AVAILABLE DATA -
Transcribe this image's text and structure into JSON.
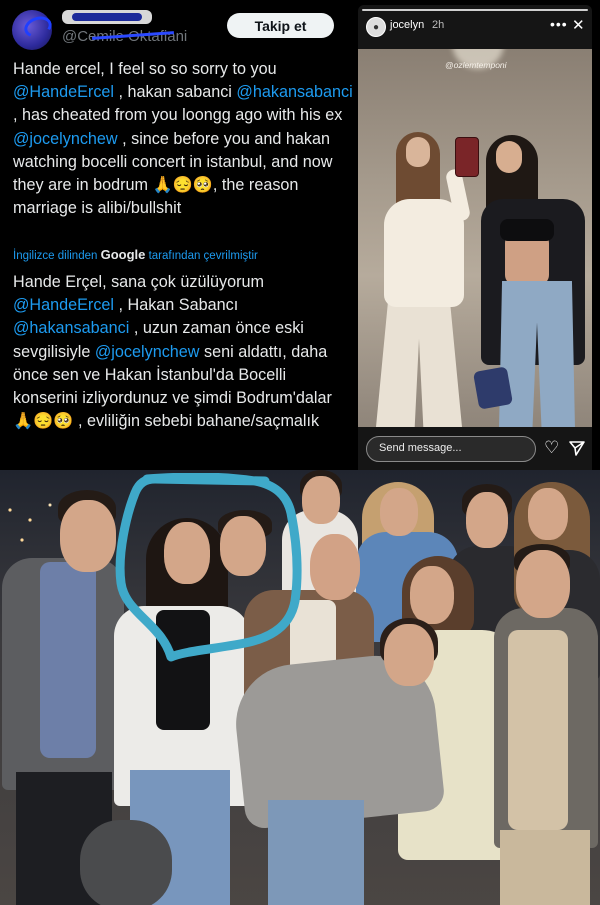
{
  "tweet": {
    "handle": "@Cemile Oktafiani",
    "follow_label": "Takip et",
    "body": [
      {
        "t": "Hande ercel, I feel so so sorry to you "
      },
      {
        "m": "@HandeErcel"
      },
      {
        "t": " , hakan sabanci "
      },
      {
        "m": "@hakansabanci"
      },
      {
        "t": " , has cheated from you loongg ago with his ex "
      },
      {
        "m": "@jocelynchew"
      },
      {
        "t": " , since before you and hakan watching bocelli concert in istanbul, and now they are in bodrum 🙏😔🥺, the reason marriage is alibi/bullshit"
      }
    ],
    "translation_note": {
      "before": "İngilizce dilinden ",
      "brand": "Google",
      "after": " tarafından çevrilmiştir"
    },
    "translated_body": [
      {
        "t": "Hande Erçel, sana çok üzülüyorum "
      },
      {
        "m": "@HandeErcel"
      },
      {
        "t": " , Hakan Sabancı "
      },
      {
        "m": "@hakansabanci"
      },
      {
        "t": " , uzun zaman önce eski sevgilisiyle "
      },
      {
        "m": "@jocelynchew"
      },
      {
        "t": " seni aldattı, daha önce sen ve Hakan İstanbul'da Bocelli konserini izliyordunuz ve şimdi Bodrum'dalar 🙏😔🥺 , evliliğin sebebi bahane/saçmalık"
      }
    ]
  },
  "story": {
    "username": "jocelyn",
    "time": "2h",
    "photo_tag": "@ozlemtemponi",
    "message_placeholder": "Send message...",
    "icons": {
      "more": "more-dots-icon",
      "close": "close-icon",
      "like": "heart-icon",
      "send": "send-icon"
    }
  },
  "group_photo": {
    "annotation_color": "#3fa9c9"
  }
}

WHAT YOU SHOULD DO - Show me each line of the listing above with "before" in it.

EXERCISE RESULT -
        "t": " , since before you and hakan watching bocelli concert in istanbul, and now they are in bodrum 🙏😔🥺, the reason marriage is alibi/bullshit"
      "before": "İngilizce dilinden ",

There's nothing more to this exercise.